Learn the Basics of Poker

Poker is a card game of betting and chance, but there’s also a fair amount of skill involved. You need to know how to read other players and understand the odds of getting certain hands. You also need to be able to bluff and fold when you’re behind.

The basic rules of poker are easy enough to learn, but it can take years to become a winning player. It’s best to start by finding a group of people who play regularly and ask for an invitation. This way you can get the hang of the game in a relaxed and homey environment. You might even be able to find a group that only plays for fun and doesn’t use any real money. This can be a great learning experience, and you might even make some new friends!

There are many different types of poker games, but most involve five cards and a showdown at the end. The highest-ranking hand wins. Most poker games are played from a standard 52-card deck, though some include jokers or other special cards that can change their rank and suit. The standard suits are spades, diamonds, hearts and clubs.

To begin a hand, the dealer shuffles and cuts the cards, then deals each player two cards face-down. The player on the left of the dealer button then places a bet (also known as an “ante”) into the pot. After everyone has acted, the dealer puts three additional cards on the table that anyone can use (these are called community cards). This is called the flop. After this the second betting round takes place.

If you have a strong hand, bet at it. This will force weaker hands to fold and increase your chances of making a good hand. However, if you have a weak hand, it’s often better to check and raise to avoid giving away information to your opponents.

It’s important to recognize how other players behave so you can exploit their mistakes and outplay them. For example, you can identify conservative players by their tendency to fold early. Aggressive players, on the other hand, are risk-takers that will bet high early in a hand before they see how the other players react to their cards.

To improve your poker skills, you can practice at a live casino or online. There are many reputable websites that offer free poker games and tournaments for players of all skill levels. Many of these sites also offer helpful tutorials that can walk you through the process of playing.
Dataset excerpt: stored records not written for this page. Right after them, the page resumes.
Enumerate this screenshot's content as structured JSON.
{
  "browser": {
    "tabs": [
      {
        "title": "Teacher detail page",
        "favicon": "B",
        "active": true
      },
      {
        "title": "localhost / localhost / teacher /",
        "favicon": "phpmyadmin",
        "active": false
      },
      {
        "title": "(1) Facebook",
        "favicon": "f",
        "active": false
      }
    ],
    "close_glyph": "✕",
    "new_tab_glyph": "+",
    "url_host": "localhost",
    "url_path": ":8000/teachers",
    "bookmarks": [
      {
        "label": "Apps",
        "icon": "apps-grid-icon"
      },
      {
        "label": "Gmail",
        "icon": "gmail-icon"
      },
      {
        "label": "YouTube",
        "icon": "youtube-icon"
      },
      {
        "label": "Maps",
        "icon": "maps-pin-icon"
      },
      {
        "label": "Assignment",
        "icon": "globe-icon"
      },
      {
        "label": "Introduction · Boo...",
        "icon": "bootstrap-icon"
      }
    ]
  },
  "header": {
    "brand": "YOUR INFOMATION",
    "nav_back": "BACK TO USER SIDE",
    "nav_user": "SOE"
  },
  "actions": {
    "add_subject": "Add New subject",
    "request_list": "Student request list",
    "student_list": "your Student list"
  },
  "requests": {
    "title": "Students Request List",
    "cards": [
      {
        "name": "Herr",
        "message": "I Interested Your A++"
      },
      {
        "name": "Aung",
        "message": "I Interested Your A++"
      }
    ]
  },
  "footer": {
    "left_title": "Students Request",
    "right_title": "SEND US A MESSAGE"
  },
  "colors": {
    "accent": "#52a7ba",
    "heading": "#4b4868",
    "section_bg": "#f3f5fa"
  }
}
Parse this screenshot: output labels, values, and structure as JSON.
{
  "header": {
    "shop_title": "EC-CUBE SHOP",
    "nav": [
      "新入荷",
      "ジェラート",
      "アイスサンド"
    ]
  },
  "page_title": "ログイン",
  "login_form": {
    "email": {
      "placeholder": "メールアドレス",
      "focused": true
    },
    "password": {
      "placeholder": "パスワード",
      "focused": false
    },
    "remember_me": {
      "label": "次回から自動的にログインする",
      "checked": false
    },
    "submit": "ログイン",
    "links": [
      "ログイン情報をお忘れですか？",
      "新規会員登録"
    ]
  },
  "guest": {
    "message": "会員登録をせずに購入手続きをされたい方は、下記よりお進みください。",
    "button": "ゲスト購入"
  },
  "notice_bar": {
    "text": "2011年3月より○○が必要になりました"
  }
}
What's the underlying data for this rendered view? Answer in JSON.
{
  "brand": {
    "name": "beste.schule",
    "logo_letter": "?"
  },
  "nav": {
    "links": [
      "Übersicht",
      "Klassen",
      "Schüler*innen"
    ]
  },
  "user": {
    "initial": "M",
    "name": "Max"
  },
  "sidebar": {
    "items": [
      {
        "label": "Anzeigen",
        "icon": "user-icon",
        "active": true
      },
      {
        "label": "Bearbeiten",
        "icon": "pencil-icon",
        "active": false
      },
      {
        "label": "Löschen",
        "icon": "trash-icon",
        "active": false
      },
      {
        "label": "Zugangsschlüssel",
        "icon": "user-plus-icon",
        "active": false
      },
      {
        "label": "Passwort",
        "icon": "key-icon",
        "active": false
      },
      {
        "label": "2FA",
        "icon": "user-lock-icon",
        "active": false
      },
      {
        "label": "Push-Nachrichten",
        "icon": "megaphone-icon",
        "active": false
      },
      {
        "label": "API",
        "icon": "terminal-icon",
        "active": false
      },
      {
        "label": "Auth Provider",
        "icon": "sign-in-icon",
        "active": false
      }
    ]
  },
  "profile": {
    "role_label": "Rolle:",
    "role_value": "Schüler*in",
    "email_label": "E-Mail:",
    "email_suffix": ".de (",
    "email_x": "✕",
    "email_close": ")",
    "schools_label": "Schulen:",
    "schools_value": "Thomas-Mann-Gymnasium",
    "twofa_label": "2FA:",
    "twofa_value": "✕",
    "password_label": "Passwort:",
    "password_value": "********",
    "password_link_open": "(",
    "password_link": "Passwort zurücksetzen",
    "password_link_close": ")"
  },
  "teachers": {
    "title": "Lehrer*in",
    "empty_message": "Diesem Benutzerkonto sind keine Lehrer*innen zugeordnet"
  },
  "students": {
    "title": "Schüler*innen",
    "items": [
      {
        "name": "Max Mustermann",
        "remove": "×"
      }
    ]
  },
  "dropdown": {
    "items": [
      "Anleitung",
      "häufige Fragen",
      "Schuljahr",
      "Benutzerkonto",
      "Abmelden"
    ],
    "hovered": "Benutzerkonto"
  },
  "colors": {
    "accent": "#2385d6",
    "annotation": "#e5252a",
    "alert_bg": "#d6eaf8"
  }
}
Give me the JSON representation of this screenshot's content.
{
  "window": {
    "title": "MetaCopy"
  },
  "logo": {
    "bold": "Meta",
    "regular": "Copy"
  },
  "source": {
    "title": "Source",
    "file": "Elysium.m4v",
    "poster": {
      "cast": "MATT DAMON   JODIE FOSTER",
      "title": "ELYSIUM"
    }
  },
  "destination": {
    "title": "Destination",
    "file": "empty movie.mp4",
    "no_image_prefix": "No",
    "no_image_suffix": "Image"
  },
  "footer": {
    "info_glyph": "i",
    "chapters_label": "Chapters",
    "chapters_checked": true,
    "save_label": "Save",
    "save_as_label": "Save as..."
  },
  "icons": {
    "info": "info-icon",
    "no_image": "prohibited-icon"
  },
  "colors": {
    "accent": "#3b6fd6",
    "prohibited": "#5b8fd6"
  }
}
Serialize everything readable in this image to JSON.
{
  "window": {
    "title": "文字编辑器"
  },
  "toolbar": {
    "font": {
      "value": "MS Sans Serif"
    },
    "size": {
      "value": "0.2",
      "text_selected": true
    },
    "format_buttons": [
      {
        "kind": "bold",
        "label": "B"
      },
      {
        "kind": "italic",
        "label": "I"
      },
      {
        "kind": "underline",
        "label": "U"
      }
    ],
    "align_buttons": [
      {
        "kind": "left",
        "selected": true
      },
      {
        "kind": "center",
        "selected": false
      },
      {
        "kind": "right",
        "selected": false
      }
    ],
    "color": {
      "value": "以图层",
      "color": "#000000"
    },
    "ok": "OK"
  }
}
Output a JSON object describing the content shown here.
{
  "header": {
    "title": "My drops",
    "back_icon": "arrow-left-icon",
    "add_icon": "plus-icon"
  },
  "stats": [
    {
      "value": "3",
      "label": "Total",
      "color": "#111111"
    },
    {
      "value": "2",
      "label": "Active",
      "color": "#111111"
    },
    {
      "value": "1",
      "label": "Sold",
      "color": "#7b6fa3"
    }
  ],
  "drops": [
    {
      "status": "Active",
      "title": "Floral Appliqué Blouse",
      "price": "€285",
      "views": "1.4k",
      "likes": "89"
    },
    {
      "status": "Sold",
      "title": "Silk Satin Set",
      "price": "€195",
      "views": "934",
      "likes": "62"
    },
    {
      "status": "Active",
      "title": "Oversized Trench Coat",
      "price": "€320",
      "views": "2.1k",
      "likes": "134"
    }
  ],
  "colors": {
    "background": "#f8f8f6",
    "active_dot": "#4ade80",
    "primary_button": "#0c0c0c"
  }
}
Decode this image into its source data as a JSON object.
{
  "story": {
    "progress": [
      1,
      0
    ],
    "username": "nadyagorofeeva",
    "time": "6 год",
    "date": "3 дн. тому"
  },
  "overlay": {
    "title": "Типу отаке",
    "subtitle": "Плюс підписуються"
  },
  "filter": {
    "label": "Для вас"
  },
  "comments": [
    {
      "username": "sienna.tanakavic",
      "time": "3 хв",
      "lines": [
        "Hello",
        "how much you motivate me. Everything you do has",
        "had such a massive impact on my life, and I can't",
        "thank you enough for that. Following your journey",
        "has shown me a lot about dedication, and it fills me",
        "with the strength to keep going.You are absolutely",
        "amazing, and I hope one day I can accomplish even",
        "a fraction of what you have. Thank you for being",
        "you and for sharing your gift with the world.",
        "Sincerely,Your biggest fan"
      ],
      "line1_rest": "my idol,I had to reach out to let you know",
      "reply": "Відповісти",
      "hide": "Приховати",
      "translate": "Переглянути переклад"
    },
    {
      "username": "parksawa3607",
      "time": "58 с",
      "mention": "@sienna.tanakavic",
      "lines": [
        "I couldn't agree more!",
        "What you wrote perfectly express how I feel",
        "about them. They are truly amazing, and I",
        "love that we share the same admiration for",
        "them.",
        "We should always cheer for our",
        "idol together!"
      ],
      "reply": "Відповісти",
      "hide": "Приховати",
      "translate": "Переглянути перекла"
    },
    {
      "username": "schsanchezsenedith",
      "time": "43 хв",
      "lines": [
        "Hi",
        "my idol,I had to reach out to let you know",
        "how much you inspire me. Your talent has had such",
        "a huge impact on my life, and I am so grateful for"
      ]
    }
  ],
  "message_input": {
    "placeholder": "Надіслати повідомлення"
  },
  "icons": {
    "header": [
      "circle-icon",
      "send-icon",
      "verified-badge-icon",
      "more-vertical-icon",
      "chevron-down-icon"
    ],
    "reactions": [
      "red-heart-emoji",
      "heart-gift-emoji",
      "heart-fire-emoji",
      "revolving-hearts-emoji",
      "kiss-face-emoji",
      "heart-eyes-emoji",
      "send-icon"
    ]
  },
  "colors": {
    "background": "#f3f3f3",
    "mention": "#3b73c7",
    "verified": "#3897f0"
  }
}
Some of them even have a chat room where you can interact with other players while you play. This can help you pick up the game more quickly. You can also watch videos of professional poker players to get a feel for the game.